Another Right To Be Forgotten Request Backfires Completely
from the the-only-way-it-was-ever-going-to-play-out dept
When the EU Court of Justice issued its "right to be forgotten" ruling, it seemed to forget that there are many more parties involved than simply the aggrieved person standing in front of them. There are those whose articles are being delisted, many of which are journalistic institutions that aren't going to simply lay there and allow some third party to selectively edit their publications.
The Bolton News (UK) just received notification from Google that one of its stories was due to be vanished from Google's search engine. Needless to say, this request has produced another story highlighting the original story the filer(s) wanted delisted.
A STORY in The Bolton News has come under the spotlight of the controversial new "right to be forgotten" ruling…Someone thought this story should just go away. The Bolton News thought otherwise. Now, whoever wanted the original story delisted has another article to add to a future request. But judging from editor-in-chief's comments, adding Bolton News links to a right to be forgotten request is going to be a waste of time.
The 2010 story details a court case in which Ben Barlow, Christopher Mahoney and Christopher Brennan were jailed after they pleaded guilty to violent disorder. They had attacked a group of soldiers who had all served in Afghanistan. The victims told the court they were more frightened in the pub than they had been on the front line.
In the attack, the thugs glassed paratrooper Adam Evans in the neck and stabbed him in the leg. Another of the soldiers, Jamie Morton, who was kicked and punched on the ground, said he feared he was going to die.
At the trial of the three men, Judge William Morris said: “These victims were all injured. Mr Evans was very gravely injured indeed.”
“As the editor of a newspaper, I believe passionately in the freedom of the press and I will fight any attempts to remove legitimate content…It sounds like the Bolton News will simply highlight each request as it comes in, defeating the requester's attempt to bury bad news. Many other journalism outlets have taken the same stance in the last several days, turning the EU court's ruling into one of the most self-defeating decisions ever rendered.
“Clearly, people who aren’t happy that stories which we have legitimately published should not have the right to have them removed from a Google search, in my view."
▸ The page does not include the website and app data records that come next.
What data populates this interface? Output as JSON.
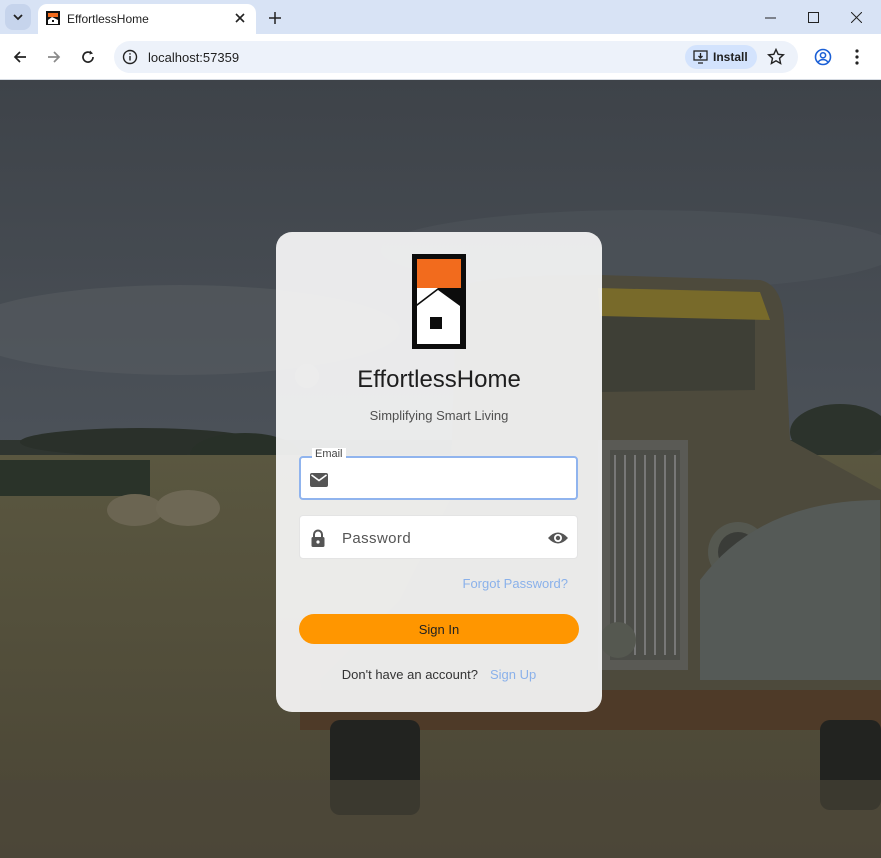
{
  "browser": {
    "tab_title": "EffortlessHome",
    "url": "localhost:57359",
    "install_label": "Install",
    "icons": [
      "tab-dropdown-icon",
      "close-icon",
      "plus-icon",
      "minimize-icon",
      "maximize-icon",
      "close-window-icon",
      "back-icon",
      "forward-icon",
      "reload-icon",
      "info-icon",
      "install-icon",
      "star-icon",
      "profile-icon",
      "menu-icon"
    ]
  },
  "login": {
    "app_name": "EffortlessHome",
    "tagline": "Simplifying Smart Living",
    "email_label": "Email",
    "email_value": "",
    "password_placeholder": "Password",
    "forgot_password": "Forgot Password?",
    "sign_in": "Sign In",
    "no_account": "Don't have an account?",
    "sign_up": "Sign Up"
  },
  "colors": {
    "accent": "#ff9600",
    "link": "#8ab1ea",
    "field_focus": "#90b4ee",
    "chrome_frame": "#d8e3f5"
  }
}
The only way to prevent this is for the EU court to start taking action against journalistic entities who subvert the spirit of the ruling or ordering Google to stop notifying those affected, neither of which should even be considered by the legal body. The original ruling was terrible enough, especially in its blissful ignorance of how this "right to be forgotten" would work in practice.
Things can be forgotten, even on the internet. But it's organic. Whatever the steady flow of content doesn't push aside will likely succumb to link rot at some point. Newspaper websites (a favorite target of right to be forgotten requests) experiment with paywalled archives or otherwise make their older articles unavailable (often just sloppy maintenance or coding), solving many of these complainants' problems for them. Issuing a request is pretty much guaranteed to bring it all right back to the surface. Forcing this organic process will almost always backfire, something requesters should keep in mind before filling out Google's webform.